The court says prisoners who have been locked up for years must benefit from a 2012 ruling that outlawed automatic no-parole sentences as cruel punishment for first-degree murder. It applies to people convicted of murder when they were 17 or younger.

Ann Arbor attorney Deborah LaBelle says the reaction Monday has been “tears of joy” in Michigan prisons.

“The brain science has come out and said what every parent knows, what every parent should know, that youth are different than adults; that they’re impulsive,” LaBelle told 24 Hour News 8 over the phone Monday. “They don’t think through things. They don’t have the experience. They don’t think about consequences in the same way.”

At 71, Sheldry Topp is the oldest state inmate serving a no-parole sentence for murder as a teen. He’s been in prison for 53 years.

Roughly 350 prisoners are affected. Around 23 of the affected prisoners are locked up for Kent County crimes.

Among them is Federico “Kiko” Cruz, who was 16 when he was found guilty for the murder of 17-year-old David Crawford, which happened in 1996 near the Sparta airport. Police say Cruz decapitated Crawford and kept it in his home, even making a videotape with it. At the time, investigators told 24 Hour News 8 it was one of the most gruesome crimes they had ever seen.

More recently, in 2006, 17-year-old Giovanni Casper fired several shots at Kentwood Fun Spot skating rink, killing 16-year-old Kenneth Dear. He will also have a shot at parole under the Supreme Court’s ruling.

Prosecutors have been anticipating the ruling issued Monday, but there are still many unanswered questions about what happens next. Kent County Chief Assistant Prosecutor Chris Becker said he doesn’t have an opinion on the ruling — his job is to enforce the law — but he is concerned about putting victims’ families through the details of cases again as inmates convicted as juveniles are resentenced.

“It’s going to be a tough, painful thing to go through and especially dealing with the victims’ families,” Becker said. “You are reopening some wounds that are pretty deep and now we are going to ask them (the families), ‘Hey what do you want to do?’ That’s a tough call for them. “

Prosecutors across the state will have to submit a list of juvenile lifers in their counties.

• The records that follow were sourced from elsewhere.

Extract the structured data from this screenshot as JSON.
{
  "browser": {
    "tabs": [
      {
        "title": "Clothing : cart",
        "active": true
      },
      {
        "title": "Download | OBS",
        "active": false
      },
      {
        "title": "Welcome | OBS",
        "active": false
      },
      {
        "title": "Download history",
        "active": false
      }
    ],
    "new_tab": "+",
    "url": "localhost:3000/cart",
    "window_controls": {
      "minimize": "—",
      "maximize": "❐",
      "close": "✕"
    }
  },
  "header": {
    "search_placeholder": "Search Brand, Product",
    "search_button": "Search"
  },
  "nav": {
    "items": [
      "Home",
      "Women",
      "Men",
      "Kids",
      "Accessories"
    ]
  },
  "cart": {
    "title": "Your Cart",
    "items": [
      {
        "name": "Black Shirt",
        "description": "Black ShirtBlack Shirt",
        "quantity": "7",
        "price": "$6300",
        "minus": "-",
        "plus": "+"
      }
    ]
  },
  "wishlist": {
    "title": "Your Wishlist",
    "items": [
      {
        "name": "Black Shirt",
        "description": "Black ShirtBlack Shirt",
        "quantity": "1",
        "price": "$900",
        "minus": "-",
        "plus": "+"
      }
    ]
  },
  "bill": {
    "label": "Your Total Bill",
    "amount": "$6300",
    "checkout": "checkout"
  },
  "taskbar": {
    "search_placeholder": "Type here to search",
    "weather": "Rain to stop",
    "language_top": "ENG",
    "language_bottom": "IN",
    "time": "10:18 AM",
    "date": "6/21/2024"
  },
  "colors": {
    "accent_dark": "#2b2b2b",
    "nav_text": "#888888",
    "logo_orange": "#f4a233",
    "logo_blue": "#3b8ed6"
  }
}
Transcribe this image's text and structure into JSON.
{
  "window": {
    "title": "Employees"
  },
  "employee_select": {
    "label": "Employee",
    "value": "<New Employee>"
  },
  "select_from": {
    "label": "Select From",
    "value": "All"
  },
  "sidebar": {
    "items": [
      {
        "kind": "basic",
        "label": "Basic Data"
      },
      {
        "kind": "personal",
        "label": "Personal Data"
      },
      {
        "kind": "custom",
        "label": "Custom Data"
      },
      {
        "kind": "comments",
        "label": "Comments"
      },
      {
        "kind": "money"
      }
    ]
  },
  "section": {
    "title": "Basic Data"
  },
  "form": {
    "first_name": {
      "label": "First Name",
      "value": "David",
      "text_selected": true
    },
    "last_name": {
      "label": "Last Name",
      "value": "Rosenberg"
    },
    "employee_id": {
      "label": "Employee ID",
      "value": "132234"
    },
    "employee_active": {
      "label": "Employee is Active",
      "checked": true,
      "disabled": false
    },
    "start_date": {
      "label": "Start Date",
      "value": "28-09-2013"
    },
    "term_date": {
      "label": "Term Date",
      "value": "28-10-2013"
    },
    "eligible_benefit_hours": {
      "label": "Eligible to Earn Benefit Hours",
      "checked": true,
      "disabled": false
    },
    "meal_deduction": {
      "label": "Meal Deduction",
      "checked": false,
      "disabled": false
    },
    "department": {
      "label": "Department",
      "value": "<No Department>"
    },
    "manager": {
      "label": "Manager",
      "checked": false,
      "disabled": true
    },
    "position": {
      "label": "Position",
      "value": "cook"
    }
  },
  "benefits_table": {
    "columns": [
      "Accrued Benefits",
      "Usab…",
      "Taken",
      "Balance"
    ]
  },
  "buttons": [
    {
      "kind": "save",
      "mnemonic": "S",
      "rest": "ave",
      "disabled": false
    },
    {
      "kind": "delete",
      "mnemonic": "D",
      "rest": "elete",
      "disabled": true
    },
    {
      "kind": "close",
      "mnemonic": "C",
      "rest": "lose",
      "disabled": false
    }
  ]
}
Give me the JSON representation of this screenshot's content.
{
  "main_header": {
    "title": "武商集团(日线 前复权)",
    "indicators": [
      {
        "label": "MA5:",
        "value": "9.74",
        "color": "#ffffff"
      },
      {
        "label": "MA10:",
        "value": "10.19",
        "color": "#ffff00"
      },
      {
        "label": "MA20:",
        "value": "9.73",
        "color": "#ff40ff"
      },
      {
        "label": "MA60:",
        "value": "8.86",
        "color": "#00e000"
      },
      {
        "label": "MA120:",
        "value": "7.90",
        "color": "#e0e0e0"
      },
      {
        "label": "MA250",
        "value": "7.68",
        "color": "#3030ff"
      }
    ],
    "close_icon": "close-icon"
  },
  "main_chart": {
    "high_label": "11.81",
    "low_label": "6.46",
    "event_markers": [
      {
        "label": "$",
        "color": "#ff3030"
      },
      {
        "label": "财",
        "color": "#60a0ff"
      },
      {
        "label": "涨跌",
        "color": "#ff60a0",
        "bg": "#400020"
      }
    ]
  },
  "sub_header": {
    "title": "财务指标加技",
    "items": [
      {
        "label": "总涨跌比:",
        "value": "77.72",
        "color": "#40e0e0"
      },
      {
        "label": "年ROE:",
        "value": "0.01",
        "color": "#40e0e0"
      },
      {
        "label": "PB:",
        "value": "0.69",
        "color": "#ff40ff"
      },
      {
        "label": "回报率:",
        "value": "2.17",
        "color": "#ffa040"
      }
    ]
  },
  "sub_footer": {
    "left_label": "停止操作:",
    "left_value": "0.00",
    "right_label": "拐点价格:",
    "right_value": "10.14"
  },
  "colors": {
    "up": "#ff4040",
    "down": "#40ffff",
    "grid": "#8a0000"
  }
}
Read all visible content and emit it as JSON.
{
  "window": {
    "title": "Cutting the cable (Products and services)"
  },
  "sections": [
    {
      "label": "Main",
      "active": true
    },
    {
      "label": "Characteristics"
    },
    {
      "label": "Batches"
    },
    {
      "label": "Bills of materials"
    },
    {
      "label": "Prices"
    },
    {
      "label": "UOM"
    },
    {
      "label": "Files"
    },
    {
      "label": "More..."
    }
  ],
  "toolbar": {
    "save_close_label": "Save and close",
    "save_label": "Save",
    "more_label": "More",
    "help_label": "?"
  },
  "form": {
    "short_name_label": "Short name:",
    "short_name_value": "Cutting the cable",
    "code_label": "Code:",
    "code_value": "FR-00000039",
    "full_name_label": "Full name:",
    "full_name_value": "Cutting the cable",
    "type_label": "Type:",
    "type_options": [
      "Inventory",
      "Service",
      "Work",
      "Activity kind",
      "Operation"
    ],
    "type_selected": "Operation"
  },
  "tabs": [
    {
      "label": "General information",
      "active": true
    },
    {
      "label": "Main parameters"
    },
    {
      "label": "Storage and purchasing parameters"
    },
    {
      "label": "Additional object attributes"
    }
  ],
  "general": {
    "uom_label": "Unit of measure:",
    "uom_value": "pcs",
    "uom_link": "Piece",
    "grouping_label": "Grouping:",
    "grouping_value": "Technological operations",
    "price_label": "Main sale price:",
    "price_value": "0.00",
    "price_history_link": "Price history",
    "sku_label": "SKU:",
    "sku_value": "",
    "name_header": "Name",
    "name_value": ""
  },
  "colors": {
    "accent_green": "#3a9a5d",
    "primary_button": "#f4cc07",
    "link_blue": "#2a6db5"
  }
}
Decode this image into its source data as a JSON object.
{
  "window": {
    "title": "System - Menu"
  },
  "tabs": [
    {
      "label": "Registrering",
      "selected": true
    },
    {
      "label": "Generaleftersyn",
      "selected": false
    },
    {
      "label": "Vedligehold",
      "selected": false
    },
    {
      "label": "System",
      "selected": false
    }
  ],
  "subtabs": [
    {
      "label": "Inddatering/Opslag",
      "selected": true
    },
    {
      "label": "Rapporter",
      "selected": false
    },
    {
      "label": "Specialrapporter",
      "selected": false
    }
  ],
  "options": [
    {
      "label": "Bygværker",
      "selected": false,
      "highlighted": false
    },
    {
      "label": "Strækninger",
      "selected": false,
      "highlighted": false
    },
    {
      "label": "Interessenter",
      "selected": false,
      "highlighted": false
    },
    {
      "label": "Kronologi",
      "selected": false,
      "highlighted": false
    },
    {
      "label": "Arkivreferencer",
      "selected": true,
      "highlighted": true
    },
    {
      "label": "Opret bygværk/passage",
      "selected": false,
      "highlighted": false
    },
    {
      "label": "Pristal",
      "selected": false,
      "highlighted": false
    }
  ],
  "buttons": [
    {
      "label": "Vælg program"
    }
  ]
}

After 180 days, the prosecutors must choose which offenders they want to remain in prison without parole. Those prisoners will have a hearing. It’s unclear whether they will get parole hearings or new sentences. Michigan Attorney General Bill Schuette is reviewing the decision.

The remainder of the prisoners on the list will go before a judge, who will decided the number of years to which they are resentenced.